Tupac Shakur


Adanya Collins, Staff Reporter

Tupac Shakur is considered to be one of the most influential rappers. His music mainly focused on the problems within the black community and gang life. Selling over 70 million albums, he is one of the best-selling artists of all time. He became the face of West Coast gangsta rap during the time of a feud between West Coast and East Coast rappers. He died at the age of 25 in a drive-by shooting in 1996. His murderer was never found.

Originally named Lesane Parish Crooks, he was born on June 16, 1971, in Harlem, New York. His mother was an active member of the Black Panther Party, changing her son’s name to Tupac Shakur. Tupac met Jada Pinkett-Smith at the Baltimore School for the Arts, where they quickly became friends. At 17, he joined a hip hop group named Digital Underground as a dancer. He made his debut with the group in 1991 on Same Song and later that year appeared in their next studio album, Sons of the P. A month later, Tupac debuts his first album as a soloist, 2Pacalypse Now. During his career, legal drama and violence continued to follow the artist. Biggie Smalls and Tupac’s relationship started off as a friendly one and quickly turned sour. Tupac believed Biggie was behind a shooting where he was the target. In June 1996, he released a diss track, “Hit ‘Em Up,” aimed towards Biggie, Bad Boy Records, and the label’s boss, Diddy. Their rivalry quickly became one of rap’s most famous beef. Not only was Tupac a rapper but he was also a poet and actor. He was featured in several movies such as Juice (1992), Poetic Justice (1993), Gang Related (1997), Above the Rim (1994), Gridlock’d (1997), and Bullet (1996). Some of his poems have been published in a book in 2008 titled, The Rose That Grew From Concrete.

Top 5 Tupac Shakur Lyrics
Tupac often said he felt misunderstood. “There is lots of killing and drugs. To me a perfect album talks about the hard stuff and the fun and caring stuff. … The thing that bothers me is that it seems like a lot of the sensitive stuff I write just goes unnoticed,” he told journalist Chuck Phillips.
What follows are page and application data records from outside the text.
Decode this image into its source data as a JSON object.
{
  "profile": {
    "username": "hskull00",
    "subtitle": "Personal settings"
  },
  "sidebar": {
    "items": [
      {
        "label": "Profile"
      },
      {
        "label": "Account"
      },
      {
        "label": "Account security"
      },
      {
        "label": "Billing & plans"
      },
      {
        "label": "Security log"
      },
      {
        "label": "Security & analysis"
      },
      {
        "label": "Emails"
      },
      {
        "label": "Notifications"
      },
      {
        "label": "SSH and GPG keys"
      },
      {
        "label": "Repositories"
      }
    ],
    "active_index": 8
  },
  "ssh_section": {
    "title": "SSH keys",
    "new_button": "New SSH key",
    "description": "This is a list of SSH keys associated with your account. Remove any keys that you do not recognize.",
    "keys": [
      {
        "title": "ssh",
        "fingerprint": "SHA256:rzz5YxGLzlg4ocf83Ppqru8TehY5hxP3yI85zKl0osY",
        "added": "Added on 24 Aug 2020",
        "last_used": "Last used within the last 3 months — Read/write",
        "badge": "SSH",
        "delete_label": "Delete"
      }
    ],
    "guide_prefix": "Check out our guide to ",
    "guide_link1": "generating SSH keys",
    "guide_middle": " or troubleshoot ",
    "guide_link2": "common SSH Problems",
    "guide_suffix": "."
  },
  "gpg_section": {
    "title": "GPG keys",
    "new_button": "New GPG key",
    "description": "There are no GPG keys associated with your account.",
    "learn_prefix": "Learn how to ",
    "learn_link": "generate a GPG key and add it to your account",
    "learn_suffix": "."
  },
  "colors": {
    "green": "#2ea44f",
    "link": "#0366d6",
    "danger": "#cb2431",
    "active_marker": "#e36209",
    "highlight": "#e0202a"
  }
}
Here are a few of his more powerful and meaningful lyrics from some of his most popular songs.

5. Do for Love (1998)

“I wanna shelter you from harm, don’t be alarmed

Your attitude was the cause, you got me stressin’

Soon as I open up the door with your jealous questions

Like, where can I be? You’re killin’ me with your jealousy

Now my ambition’s to be free

I can’t breathe, ’cause soon as I leave, it’s like a trap

I hear you callin’ me to come back, I’m a sucka for love

What you won’t do, do for love (that’s right)

You tried everything, but you don’t give up”

4. So Many Tears (1995)

“I’m barely standin’, bout to go to pieces, screamin’, “peace”

And though my soul was deleted, I couldn’t see it

I had my mind full of demons tryin’ to break free

They planted seeds and they hatched, sparkin’ the flame

Inside my brain like a match, such a dirty game

No memories, just a misery

Paintin’ a picture of my enemies killin’ me in my sleep

Will I survive til the mornin’ to see the sun?

Please Lord, forgive me for my sins, ’cause here I come

Lord, I suffered through the years (God) and shed so many tears”

3. Changes (1998)

“I see no changes, all I see is racist faces

Misplaced hate makes disgrace to races

We under, I wonder what it takes to make this

One better place, let’s erase the wasted

Take the evil out the people, they’ll be acting right

2. Keep Ya Head Up (1993)

“I give a holler to my sisters on welfare

Tupac cares, if don’t nobody else care

And uh, I know they like to beat ya down a lot

When you come around the block, brothas clown a lot

But please don’t cry, dry your eyes, never let up

Forgive but don’t forget, girl, keep your head up

And when he tells you you ain’t nuttin’ don’t believe him

And if he can’t learn to love you, you should leave him

‘Cause sista you don’t need him”

1. Dear Mama (1995)

“I shed tears with my baby sister, over the years

We was poorer than the other little kids

And even though we had different daddies, the same drama

When things went wrong we’d blame Mama

I reminisce on the stress I caused, it was hell

Huggin’ on my mama from a jail cell

And who’d think in elementary, hey

I’d see the penitentiary one day?

And running from the police, that’s right

Mama catch me, put a whoopin’ to my backside

And even as a crack fiend, Mama

You always was a black queen, Mama

I finally understand

For a woman it ain’t easy trying to raise a man

You always was committed

A poor single mother on welfare, tell me how you did it

There’s no way I can pay you back, but the plan

Is to show you that I understand; you are appreciated”